PESTS AND DISEASES are every farmer’s headache. They cause losses for the farmer who applies prescribed methods to reduce their impact. The methods may be based on organic or synthetic material. Organic matter is most preferred where sustainable, regenerative or organic farming is practiced.
Organic farming permits the use of pesticides if they are natural and devoid of chemical or active components. This type of farming is fast gaining popularity globally as more and more people become health conscious and hid to the call to preserve nature.
Pesticides made from natural botanical source are less toxic compared to those from the synthetic origin hence it is safer to use pesticides prepared from natural raw materials since they have little or no adverse effects on human health or the environment. Some examples of natural pesticides include:-
Neem has over 250 active compounds which are known for insect, nematode & disease control on all plants. The best known of the compounds is azadirachtin. Studies have shown that neem is non-toxic to birds, beneficial insects or humans.
Other natural pesticides include:
- Pyrethrum flower
- Tobacco leaves
- Diatomaceous Earth
- Essential oils derived from rosemary, peppermint, cloves, etc.
About 100ml of neem oil is extracted from 1 kg of neem seeds

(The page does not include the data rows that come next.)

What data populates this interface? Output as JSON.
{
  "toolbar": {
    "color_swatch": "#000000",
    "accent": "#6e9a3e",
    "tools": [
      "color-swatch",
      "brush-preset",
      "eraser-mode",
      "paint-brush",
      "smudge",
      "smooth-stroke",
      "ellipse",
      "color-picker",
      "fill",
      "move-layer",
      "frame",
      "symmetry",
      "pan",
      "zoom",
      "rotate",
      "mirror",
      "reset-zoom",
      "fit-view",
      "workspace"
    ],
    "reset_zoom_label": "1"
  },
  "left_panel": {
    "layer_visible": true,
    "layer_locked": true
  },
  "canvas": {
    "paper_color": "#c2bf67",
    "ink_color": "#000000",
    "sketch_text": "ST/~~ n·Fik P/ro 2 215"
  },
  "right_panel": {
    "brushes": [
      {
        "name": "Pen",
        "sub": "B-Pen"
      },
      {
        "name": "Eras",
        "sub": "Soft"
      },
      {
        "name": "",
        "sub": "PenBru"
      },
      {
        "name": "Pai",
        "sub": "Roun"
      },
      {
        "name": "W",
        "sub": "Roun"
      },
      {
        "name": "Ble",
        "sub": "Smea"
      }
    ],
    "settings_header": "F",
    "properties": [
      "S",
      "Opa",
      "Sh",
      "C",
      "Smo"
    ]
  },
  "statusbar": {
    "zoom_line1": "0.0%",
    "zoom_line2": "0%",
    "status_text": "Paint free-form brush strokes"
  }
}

Preparation of the natural pesticide may take a lot of effort for the average person since the recommended efficacy may vary from one crop to another, or from one pest to another. For example, to get about 100ml of neem oil extracted, 1 kg of the seeds is required. A commercial organic or conventional farmer may find the work of making his own neem preparations as cumbersome and it may be better to use a commercial neem preparation.
Manufacturers of organic pest and disease control inputs remove the guesswork out of the preparation process. The mechanized processes see to it that quantities and ratios of ingredients are based on established standards.
Standards for pesticide production are developed after consultative processes involving all stakeholders and experts. For organic farming the relevant standard would be one that ensures that food safety and chemical engineering are maintained. The Kenya Bureau of Standards (KEBS) has a technical committee tasked to prepare, modify or amend specifications and codes of practice for organic farming and organic products. One of this committee’s focus is establishment of best practices for Pest Control in organic farming. Standard KS EAS 456:2007 which provides requirements for organic production is a key product of the committee and can be accessed through KEBS.
Apart from the KEBS standards, the Pest Control Board of Kenya exists to ensure that before clearance is given to a manufacturer or importer, the pest control product is evaluated to verify their conformity to the set biosafety and health regulations. The board maintains a list of pesticides that are permitted. Achook, a neem based Organix product that is widely used in Kenya for control of nematodes and foliar insect pests like white fly, borers, diamondback moth, coffee leaf miner, caterpillars, aphids, thrips, mites and bollworms is listed.
You don’t have to grow your own botanical garden to keep pests and diseases away.